Task directions>
Across the records, find how many lines include the string "value" and answer with only the figure.

[Entries from a dataset of interfaces]
______

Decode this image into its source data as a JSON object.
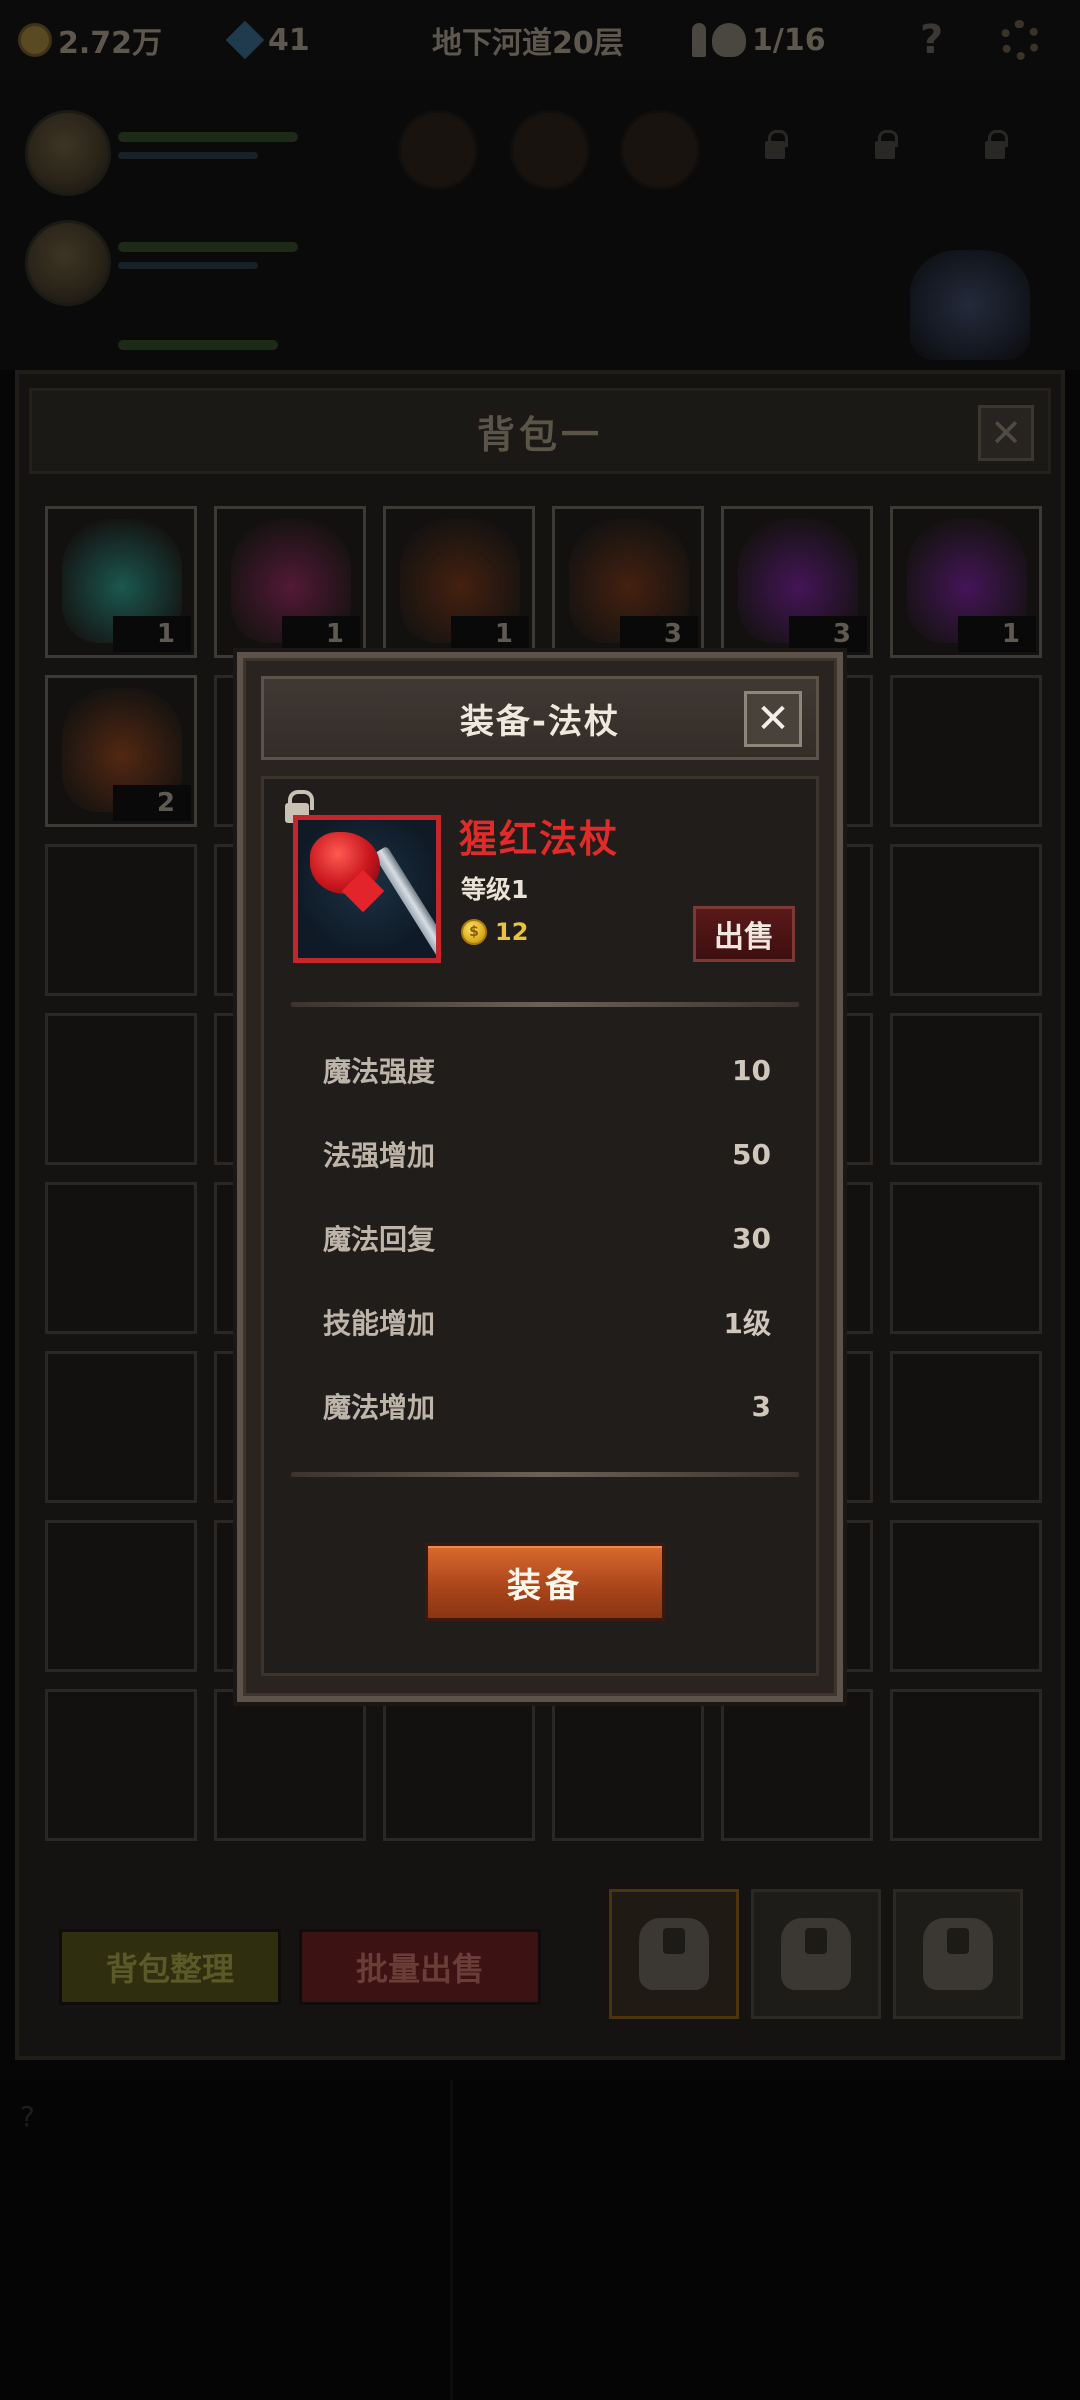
{
  "status_bar": {
    "gold": "2.72万",
    "gems": "41",
    "location": "地下河道20层",
    "kills": "1/16"
  },
  "backpack": {
    "title": "背包一",
    "items": [
      {
        "qty": "1",
        "color": "#1c5f57"
      },
      {
        "qty": "1",
        "color": "#5a1a3a"
      },
      {
        "qty": "1",
        "color": "#4a2210"
      },
      {
        "qty": "3",
        "color": "#4a2210"
      },
      {
        "qty": "3",
        "color": "#4a1560"
      },
      {
        "qty": "1",
        "color": "#4a1560"
      },
      {
        "qty": "2",
        "color": "#5a2a12"
      }
    ],
    "sort_button": "背包整理",
    "bulk_sell_button": "批量出售"
  },
  "modal": {
    "title": "装备-法杖",
    "item_name": "猩红法杖",
    "level": "等级1",
    "price": "12",
    "sell_button": "出售",
    "stats": [
      {
        "label": "魔法强度",
        "value": "10"
      },
      {
        "label": "法强增加",
        "value": "50"
      },
      {
        "label": "魔法回复",
        "value": "30"
      },
      {
        "label": "技能增加",
        "value": "1级"
      },
      {
        "label": "魔法增加",
        "value": "3"
      }
    ],
    "equip_button": "装备"
  },
  "colors": {
    "accent_red": "#e12a2a",
    "equip_orange": "#c55a24",
    "rarity_border": "#c4262b"
  }
}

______

Exercise answer>
5